Constructing First Chapters
Hey, Tumblrites. I know it’s been a while since I’ve posted anything useful, but I have been busy with trying to get The Stars Are Infinite, sequel to When Stars Die,done on a deadline so that way it can be published some time next year. I’ve also been busy with publicity stuff for my book, as well as some minute platform building, which I will do a post on, because even if you are with at traditional publisher, you are still going to be expected to do a lot of publicity and platform building yourself.
In any case, I am back to working on When Heaven Was Blue, which is about a mentally-ill teen tormented by a vile voice that wants him for the beauty it claims he has—which ultimately leads to a suicide attempt in an effort to escape this dangerous voice.
After writing the second draft, I wasn’t satisfied at all with how things ended up. I wanted it to be the next book to come out after WSD, but as with all drafts, sometimes you just need to take a break from it, so I decided to go back to TSAI after having shelved it for a couple of years. Now I’m back to Blue, and I forgot how hard it was to write a satisfactory first chapter, which I didn’t have in the second draft of Blue. I’m still not satisfied with it, but after having a conversation with my critique partner, I know exactly what direction it needs to be taken in, so I am here to offer some advice on first chapters.
- Get in late. Get out early. When I wrote the new chapter one the other day, I had the main character spending two pages in bed lamenting how much depression sucks and how he’s going to swallow all of his pills to end the pain of depression.

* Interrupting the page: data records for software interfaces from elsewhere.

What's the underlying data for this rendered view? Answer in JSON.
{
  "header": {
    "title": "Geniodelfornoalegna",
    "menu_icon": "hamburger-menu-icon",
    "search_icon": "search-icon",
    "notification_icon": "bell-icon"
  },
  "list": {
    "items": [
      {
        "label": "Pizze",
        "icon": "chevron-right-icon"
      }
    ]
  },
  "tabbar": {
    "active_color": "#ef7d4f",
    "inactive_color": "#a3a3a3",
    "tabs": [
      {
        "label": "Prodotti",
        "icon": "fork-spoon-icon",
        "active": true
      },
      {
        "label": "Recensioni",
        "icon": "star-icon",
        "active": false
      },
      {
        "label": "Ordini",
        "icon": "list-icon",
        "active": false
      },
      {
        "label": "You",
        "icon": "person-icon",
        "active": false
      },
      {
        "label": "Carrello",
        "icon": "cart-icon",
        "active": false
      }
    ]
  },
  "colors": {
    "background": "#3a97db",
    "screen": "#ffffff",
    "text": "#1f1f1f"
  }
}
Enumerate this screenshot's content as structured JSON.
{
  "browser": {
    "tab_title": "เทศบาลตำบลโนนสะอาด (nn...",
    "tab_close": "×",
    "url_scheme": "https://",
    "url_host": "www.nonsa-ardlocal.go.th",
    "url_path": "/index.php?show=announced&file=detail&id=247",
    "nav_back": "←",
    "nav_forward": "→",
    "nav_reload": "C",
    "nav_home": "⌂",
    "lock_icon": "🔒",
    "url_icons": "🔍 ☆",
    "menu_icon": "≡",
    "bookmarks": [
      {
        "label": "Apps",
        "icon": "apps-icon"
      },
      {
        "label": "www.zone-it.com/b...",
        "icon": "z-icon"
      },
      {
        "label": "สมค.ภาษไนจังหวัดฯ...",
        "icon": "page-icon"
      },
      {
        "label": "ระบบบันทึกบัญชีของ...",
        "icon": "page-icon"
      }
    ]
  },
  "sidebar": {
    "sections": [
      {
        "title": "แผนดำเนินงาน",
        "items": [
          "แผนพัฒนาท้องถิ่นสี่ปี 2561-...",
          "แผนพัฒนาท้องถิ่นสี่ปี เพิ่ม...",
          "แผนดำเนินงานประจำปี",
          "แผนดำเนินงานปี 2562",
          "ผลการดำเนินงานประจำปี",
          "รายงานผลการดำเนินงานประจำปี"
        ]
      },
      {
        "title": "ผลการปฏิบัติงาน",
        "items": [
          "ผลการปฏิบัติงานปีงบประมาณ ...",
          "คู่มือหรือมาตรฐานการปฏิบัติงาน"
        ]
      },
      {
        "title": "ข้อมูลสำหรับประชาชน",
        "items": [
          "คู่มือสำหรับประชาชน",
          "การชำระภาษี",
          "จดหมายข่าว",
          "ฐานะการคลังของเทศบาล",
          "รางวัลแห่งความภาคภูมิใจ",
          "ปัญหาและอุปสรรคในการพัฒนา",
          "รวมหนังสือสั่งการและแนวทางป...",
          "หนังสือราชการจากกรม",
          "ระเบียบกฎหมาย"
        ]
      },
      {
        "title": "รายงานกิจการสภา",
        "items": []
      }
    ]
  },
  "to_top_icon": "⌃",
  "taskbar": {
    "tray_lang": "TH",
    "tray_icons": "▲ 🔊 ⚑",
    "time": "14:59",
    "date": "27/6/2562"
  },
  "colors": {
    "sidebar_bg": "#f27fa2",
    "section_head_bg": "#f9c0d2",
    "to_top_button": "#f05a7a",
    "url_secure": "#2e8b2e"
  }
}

The problem with doing it this way was that I should have already had him swallowing the pills—while lamenting on some depression— (there was no reason to have a scene of him trying to find the pills) while hearing the voice that torments him—so it should have primarily focused on that heavy part, because suicide is such a taboo thing for us that to open a chapter with a suicide attempt would be shocking. I’m going to have him lament on the suckiness of depression once he wakes up in the hospital after his attempt. So hopefully all of this will shorten the chapters from 13 pages to 9 or ten. Now all chapter ones are going to be different, but it’s best to follow the rule of thumb that you should get in late and get out early. Now if you’re writing a literary novel, you can bend these rules, as John Green does in The Fault in Our Stars.
- Tension. You need a lot of tension in the first chapter that must continue to rise right up until the end. I end the first chapter of Blue by having Gene jolted awake by the menacing voice, which grows increasingly aggravated to the point it begins to scream in Gene’s head. So he leaps out of bed, tries to run out of the atrium, and the nurses have to grab him and hold him down while giving him a shot of Ativan. Doing it this way is going to make the readers wonder just what this voice is and why it wants him, so this will make them want to continue reading on.
- Make readers care about the character. Now readers don’t need to know everything about the character in the first chapter, but the one way to make a reader care about the character is to have the first chapter centered entirely on the protagonist. All other characters are going to remain minor in that first chapter so that way your reader can establish a connection with the main character.
- No backstory. You can have a little bit, possibly a teensy bit, but you first need to get readers to care about your character and the situation your character is going through before throwing in some backstory. Otherwise, it will bog down the chapter, slow the pacing, and kill the drama.
- Outline. Outlining that first chapter will sort of take away the frustration of doing it. But remember that with your first two drafts, the chapter ones you started with are likely not going to be the chapter ones in your final draft. And they shouldn’t be, because when you’re revising, you’re looking at every part of the story and thinking of how you can make it better, which often involves a complete structural breakdown of the book, which is sort of what I’m going to be doing for Blue.
Well, these are just five tips for structure a first chapter. There are many, many more tips out there, so if you have any questions, feel free to shoot me a message!